*Excerpts from an interface dataset*
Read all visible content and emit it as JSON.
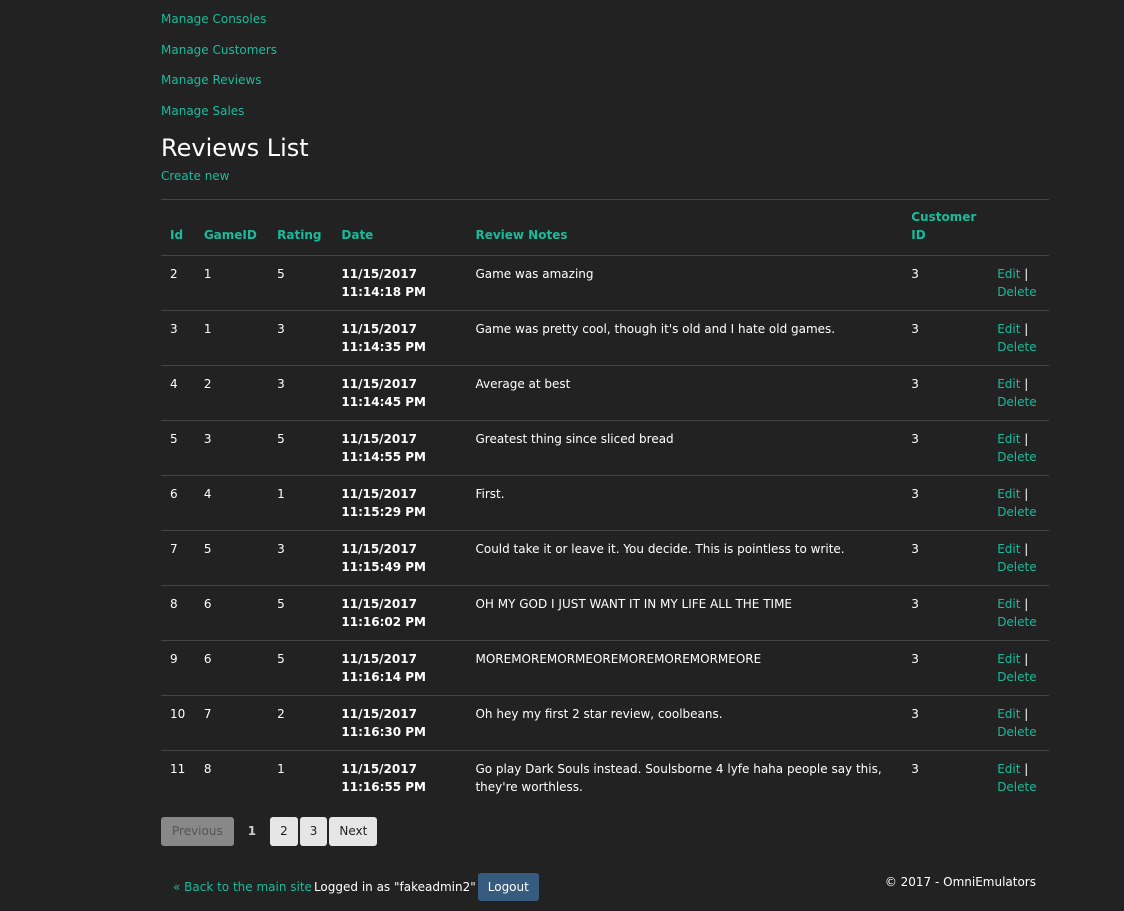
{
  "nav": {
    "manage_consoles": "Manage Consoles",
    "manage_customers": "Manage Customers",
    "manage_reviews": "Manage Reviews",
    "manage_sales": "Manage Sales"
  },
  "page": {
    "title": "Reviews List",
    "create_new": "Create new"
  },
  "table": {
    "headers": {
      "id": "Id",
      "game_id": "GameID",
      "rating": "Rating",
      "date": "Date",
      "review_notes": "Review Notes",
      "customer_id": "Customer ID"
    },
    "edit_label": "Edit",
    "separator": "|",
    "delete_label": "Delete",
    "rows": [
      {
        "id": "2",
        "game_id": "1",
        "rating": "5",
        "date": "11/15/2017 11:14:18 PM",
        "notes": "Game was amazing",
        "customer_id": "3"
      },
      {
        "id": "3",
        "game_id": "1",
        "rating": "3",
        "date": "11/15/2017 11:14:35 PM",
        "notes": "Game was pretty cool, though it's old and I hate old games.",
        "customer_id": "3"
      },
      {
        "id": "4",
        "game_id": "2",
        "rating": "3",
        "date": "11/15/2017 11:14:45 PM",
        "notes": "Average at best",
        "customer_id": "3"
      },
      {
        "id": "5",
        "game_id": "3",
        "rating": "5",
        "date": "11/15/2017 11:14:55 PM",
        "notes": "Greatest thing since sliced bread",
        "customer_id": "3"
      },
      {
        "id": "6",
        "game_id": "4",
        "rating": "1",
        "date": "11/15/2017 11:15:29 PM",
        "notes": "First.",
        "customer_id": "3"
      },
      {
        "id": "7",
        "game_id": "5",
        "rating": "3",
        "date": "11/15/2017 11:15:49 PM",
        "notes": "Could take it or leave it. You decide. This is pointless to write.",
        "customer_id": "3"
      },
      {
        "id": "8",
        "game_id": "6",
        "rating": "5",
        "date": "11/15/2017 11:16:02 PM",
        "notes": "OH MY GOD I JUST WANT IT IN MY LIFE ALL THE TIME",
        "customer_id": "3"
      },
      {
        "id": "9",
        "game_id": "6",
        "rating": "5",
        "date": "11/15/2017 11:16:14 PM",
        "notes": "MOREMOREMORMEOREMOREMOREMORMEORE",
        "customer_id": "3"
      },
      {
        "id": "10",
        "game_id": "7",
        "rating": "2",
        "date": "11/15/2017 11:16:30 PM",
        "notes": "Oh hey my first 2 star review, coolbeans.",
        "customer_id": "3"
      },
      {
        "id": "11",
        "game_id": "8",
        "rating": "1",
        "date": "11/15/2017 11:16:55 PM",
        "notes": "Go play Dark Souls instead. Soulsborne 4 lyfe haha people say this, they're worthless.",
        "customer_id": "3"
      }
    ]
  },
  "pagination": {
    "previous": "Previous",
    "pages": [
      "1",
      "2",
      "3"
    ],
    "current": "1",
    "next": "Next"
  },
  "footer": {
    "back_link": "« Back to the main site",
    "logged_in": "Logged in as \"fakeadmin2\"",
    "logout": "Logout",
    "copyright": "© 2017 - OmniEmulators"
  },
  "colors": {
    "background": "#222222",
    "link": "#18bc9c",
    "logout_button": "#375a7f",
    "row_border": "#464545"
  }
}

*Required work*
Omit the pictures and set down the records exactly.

*Response to the exercise*
Read all visible content and emit it as JSON.
{
  "nav": {
    "manage_consoles": "Manage Consoles",
    "manage_customers": "Manage Customers",
    "manage_reviews": "Manage Reviews",
    "manage_sales": "Manage Sales"
  },
  "page": {
    "title": "Reviews List",
    "create_new": "Create new"
  },
  "table": {
    "headers": {
      "id": "Id",
      "game_id": "GameID",
      "rating": "Rating",
      "date": "Date",
      "review_notes": "Review Notes",
      "customer_id": "Customer ID"
    },
    "edit_label": "Edit",
    "separator": "|",
    "delete_label": "Delete",
    "rows": [
      {
        "id": "2",
        "game_id": "1",
        "rating": "5",
        "date": "11/15/2017 11:14:18 PM",
        "notes": "Game was amazing",
        "customer_id": "3"
      },
      {
        "id": "3",
        "game_id": "1",
        "rating": "3",
        "date": "11/15/2017 11:14:35 PM",
        "notes": "Game was pretty cool, though it's old and I hate old games.",
        "customer_id": "3"
      },
      {
        "id": "4",
        "game_id": "2",
        "rating": "3",
        "date": "11/15/2017 11:14:45 PM",
        "notes": "Average at best",
        "customer_id": "3"
      },
      {
        "id": "5",
        "game_id": "3",
        "rating": "5",
        "date": "11/15/2017 11:14:55 PM",
        "notes": "Greatest thing since sliced bread",
        "customer_id": "3"
      },
      {
        "id": "6",
        "game_id": "4",
        "rating": "1",
        "date": "11/15/2017 11:15:29 PM",
        "notes": "First.",
        "customer_id": "3"
      },
      {
        "id": "7",
        "game_id": "5",
        "rating": "3",
        "date": "11/15/2017 11:15:49 PM",
        "notes": "Could take it or leave it. You decide. This is pointless to write.",
        "customer_id": "3"
      },
      {
        "id": "8",
        "game_id": "6",
        "rating": "5",
        "date": "11/15/2017 11:16:02 PM",
        "notes": "OH MY GOD I JUST WANT IT IN MY LIFE ALL THE TIME",
        "customer_id": "3"
      },
      {
        "id": "9",
        "game_id": "6",
        "rating": "5",
        "date": "11/15/2017 11:16:14 PM",
        "notes": "MOREMOREMORMEOREMOREMOREMORMEORE",
        "customer_id": "3"
      },
      {
        "id": "10",
        "game_id": "7",
        "rating": "2",
        "date": "11/15/2017 11:16:30 PM",
        "notes": "Oh hey my first 2 star review, coolbeans.",
        "customer_id": "3"
      },
      {
        "id": "11",
        "game_id": "8",
        "rating": "1",
        "date": "11/15/2017 11:16:55 PM",
        "notes": "Go play Dark Souls instead. Soulsborne 4 lyfe haha people say this, they're worthless.",
        "customer_id": "3"
      }
    ]
  },
  "pagination": {
    "previous": "Previous",
    "pages": [
      "1",
      "2",
      "3"
    ],
    "current": "1",
    "next": "Next"
  },
  "footer": {
    "back_link": "« Back to the main site",
    "logged_in": "Logged in as \"fakeadmin2\"",
    "logout": "Logout",
    "copyright": "© 2017 - OmniEmulators"
  },
  "colors": {
    "background": "#222222",
    "link": "#18bc9c",
    "logout_button": "#375a7f",
    "row_border": "#464545"
  }
}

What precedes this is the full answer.